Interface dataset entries
━━━━━━━━━━━━━━━━━━━━

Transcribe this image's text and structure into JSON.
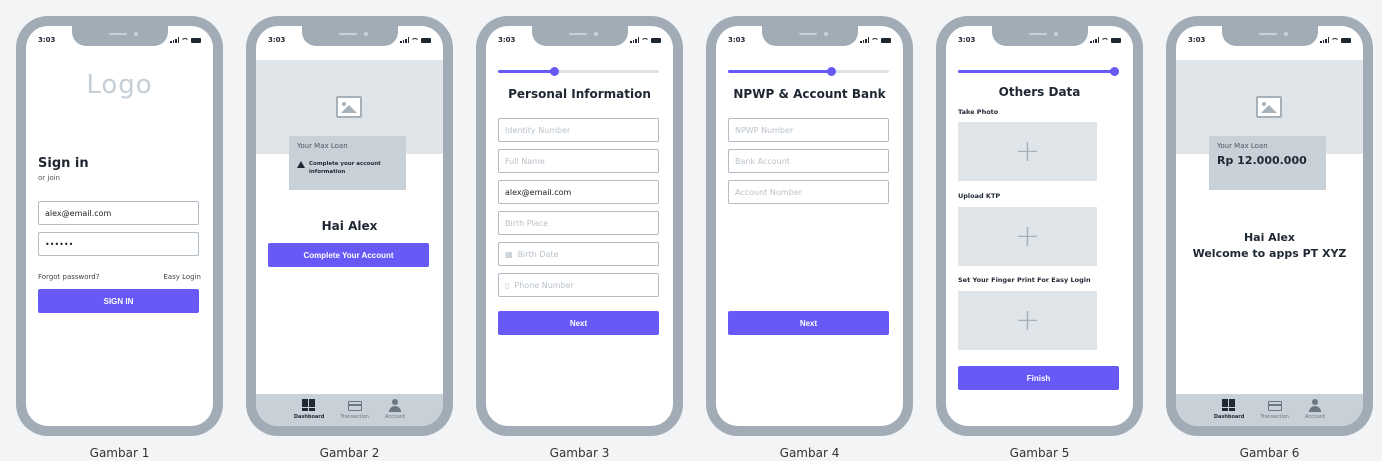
{
  "status_time": "3:03",
  "captions": [
    "Gambar 1",
    "Gambar 2",
    "Gambar 3",
    "Gambar 4",
    "Gambar 5",
    "Gambar 6"
  ],
  "screen1": {
    "logo": "Logo",
    "title": "Sign in",
    "subtitle": "or join",
    "email_value": "alex@email.com",
    "password_value": "••••••",
    "forgot": "Forgot password?",
    "easy_login": "Easy Login",
    "signin_button": "SIGN IN"
  },
  "screen2": {
    "loan_label": "Your Max Loan",
    "warning": "Complete your account information",
    "greeting": "Hai Alex",
    "button": "Complete Your Account"
  },
  "tabbar": {
    "dashboard": "Dashboard",
    "transaction": "Transaction",
    "account": "Account"
  },
  "screen3": {
    "progress": 0.35,
    "title": "Personal Information",
    "fields": {
      "identity": "Identity Number",
      "fullname": "Full Name",
      "email": "alex@email.com",
      "birthplace": "Birth Place",
      "birthdate": "Birth Date",
      "phone": "Phone Number"
    },
    "button": "Next"
  },
  "screen4": {
    "progress": 0.64,
    "title": "NPWP & Account Bank",
    "fields": {
      "npwp": "NPWP Number",
      "bank": "Bank Account",
      "account": "Account Number"
    },
    "button": "Next"
  },
  "screen5": {
    "progress": 1.0,
    "title": "Others Data",
    "take_photo": "Take Photo",
    "upload_ktp": "Upload KTP",
    "fingerprint": "Set Your Finger Print For Easy Login",
    "button": "Finish"
  },
  "screen6": {
    "loan_label": "Your Max Loan",
    "loan_amount": "Rp 12.000.000",
    "greeting": "Hai Alex",
    "welcome": "Welcome to apps PT XYZ"
  },
  "colors": {
    "primary": "#6659f6",
    "frame": "#a1acb6",
    "placeholder_bg": "#e0e5ea",
    "card": "#c9d1d8"
  }
}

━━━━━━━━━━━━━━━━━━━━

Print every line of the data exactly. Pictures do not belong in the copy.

SOLUTION FOR THIS PROBLEM:
Transcribe this image's text and structure into JSON.
{
  "status_time": "3:03",
  "captions": [
    "Gambar 1",
    "Gambar 2",
    "Gambar 3",
    "Gambar 4",
    "Gambar 5",
    "Gambar 6"
  ],
  "screen1": {
    "logo": "Logo",
    "title": "Sign in",
    "subtitle": "or join",
    "email_value": "alex@email.com",
    "password_value": "••••••",
    "forgot": "Forgot password?",
    "easy_login": "Easy Login",
    "signin_button": "SIGN IN"
  },
  "screen2": {
    "loan_label": "Your Max Loan",
    "warning": "Complete your account information",
    "greeting": "Hai Alex",
    "button": "Complete Your Account"
  },
  "tabbar": {
    "dashboard": "Dashboard",
    "transaction": "Transaction",
    "account": "Account"
  },
  "screen3": {
    "progress": 0.35,
    "title": "Personal Information",
    "fields": {
      "identity": "Identity Number",
      "fullname": "Full Name",
      "email": "alex@email.com",
      "birthplace": "Birth Place",
      "birthdate": "Birth Date",
      "phone": "Phone Number"
    },
    "button": "Next"
  },
  "screen4": {
    "progress": 0.64,
    "title": "NPWP & Account Bank",
    "fields": {
      "npwp": "NPWP Number",
      "bank": "Bank Account",
      "account": "Account Number"
    },
    "button": "Next"
  },
  "screen5": {
    "progress": 1.0,
    "title": "Others Data",
    "take_photo": "Take Photo",
    "upload_ktp": "Upload KTP",
    "fingerprint": "Set Your Finger Print For Easy Login",
    "button": "Finish"
  },
  "screen6": {
    "loan_label": "Your Max Loan",
    "loan_amount": "Rp 12.000.000",
    "greeting": "Hai Alex",
    "welcome": "Welcome to apps PT XYZ"
  },
  "colors": {
    "primary": "#6659f6",
    "frame": "#a1acb6",
    "placeholder_bg": "#e0e5ea",
    "card": "#c9d1d8"
  }
}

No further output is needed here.